----- Exercise data -----

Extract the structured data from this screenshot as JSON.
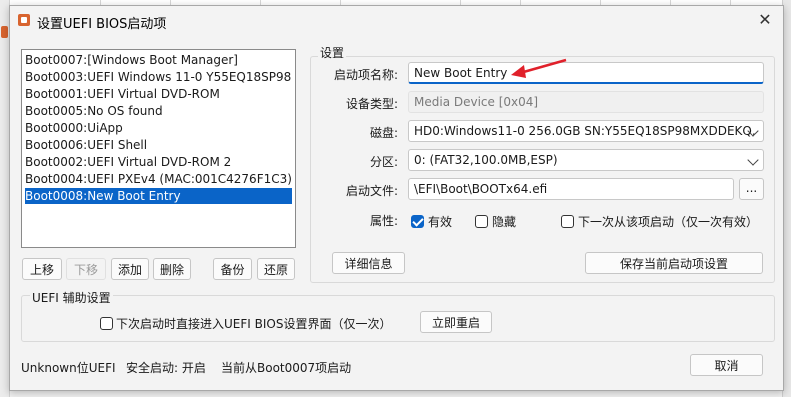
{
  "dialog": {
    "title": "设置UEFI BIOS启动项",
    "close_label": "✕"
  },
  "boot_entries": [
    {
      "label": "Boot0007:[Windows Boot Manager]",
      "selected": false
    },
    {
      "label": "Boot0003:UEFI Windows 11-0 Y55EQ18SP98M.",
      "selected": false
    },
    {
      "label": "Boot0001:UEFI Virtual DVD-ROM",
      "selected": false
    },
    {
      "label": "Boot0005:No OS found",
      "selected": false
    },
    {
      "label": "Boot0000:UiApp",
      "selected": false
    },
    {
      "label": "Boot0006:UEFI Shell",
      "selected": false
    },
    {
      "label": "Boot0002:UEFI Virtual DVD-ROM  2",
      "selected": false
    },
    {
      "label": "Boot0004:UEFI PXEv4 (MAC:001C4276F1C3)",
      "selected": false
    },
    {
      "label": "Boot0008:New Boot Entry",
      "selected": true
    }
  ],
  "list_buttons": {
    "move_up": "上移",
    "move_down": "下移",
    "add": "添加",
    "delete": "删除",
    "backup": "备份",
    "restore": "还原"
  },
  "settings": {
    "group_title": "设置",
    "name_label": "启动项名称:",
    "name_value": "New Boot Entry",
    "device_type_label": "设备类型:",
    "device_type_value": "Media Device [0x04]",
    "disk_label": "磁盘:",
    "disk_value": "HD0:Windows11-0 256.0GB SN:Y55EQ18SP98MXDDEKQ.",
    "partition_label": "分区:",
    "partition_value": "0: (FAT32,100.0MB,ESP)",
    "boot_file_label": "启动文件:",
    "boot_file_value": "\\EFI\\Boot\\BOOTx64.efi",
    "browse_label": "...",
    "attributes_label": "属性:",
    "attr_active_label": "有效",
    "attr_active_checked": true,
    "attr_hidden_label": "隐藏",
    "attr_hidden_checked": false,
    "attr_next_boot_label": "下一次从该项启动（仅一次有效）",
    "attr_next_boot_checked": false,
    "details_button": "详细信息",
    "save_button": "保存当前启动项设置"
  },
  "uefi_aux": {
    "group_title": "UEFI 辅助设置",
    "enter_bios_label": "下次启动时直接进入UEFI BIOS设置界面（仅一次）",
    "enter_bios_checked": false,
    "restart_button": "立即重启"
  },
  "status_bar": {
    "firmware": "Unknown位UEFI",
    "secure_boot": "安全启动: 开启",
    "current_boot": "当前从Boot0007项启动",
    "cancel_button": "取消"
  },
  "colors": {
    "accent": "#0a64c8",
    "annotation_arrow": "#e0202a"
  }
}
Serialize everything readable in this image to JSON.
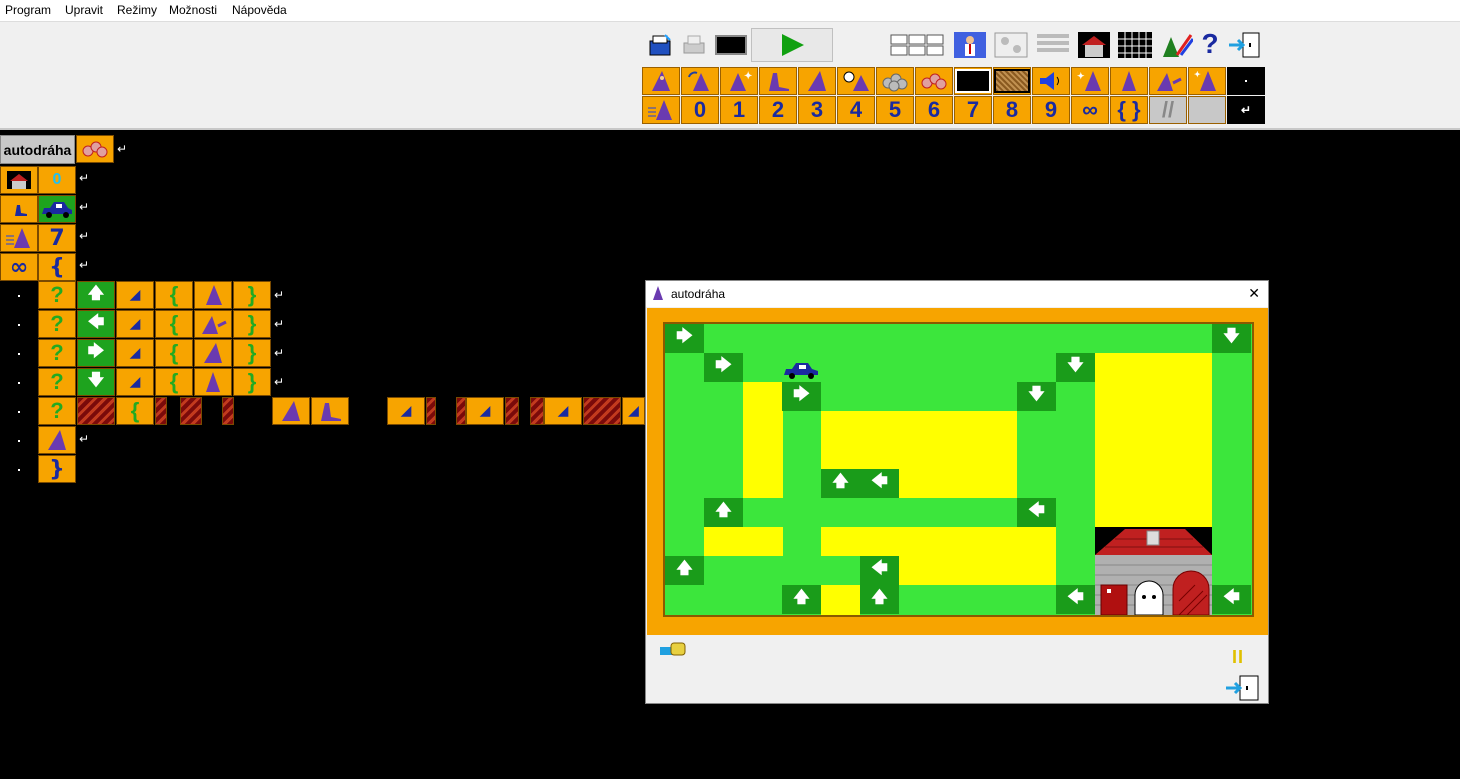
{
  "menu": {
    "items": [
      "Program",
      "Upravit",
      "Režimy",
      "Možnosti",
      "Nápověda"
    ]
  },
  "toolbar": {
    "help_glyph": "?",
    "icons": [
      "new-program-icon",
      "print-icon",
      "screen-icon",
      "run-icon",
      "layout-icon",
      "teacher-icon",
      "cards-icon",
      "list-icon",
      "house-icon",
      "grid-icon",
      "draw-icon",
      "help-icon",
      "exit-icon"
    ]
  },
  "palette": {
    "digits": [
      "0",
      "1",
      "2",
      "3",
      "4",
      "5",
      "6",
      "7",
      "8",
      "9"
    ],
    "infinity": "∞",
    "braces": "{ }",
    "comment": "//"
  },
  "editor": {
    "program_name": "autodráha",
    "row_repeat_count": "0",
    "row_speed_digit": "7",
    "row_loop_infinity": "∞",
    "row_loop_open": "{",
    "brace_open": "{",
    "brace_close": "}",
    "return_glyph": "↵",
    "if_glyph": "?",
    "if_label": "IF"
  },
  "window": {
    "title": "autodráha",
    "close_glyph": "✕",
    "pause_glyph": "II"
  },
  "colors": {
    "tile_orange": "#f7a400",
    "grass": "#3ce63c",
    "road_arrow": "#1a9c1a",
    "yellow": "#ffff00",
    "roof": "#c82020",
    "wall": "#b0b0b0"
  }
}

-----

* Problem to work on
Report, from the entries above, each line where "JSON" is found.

* Solved problem
Extract the structured data from this screenshot as JSON.
Serialize everything readable in this image to JSON.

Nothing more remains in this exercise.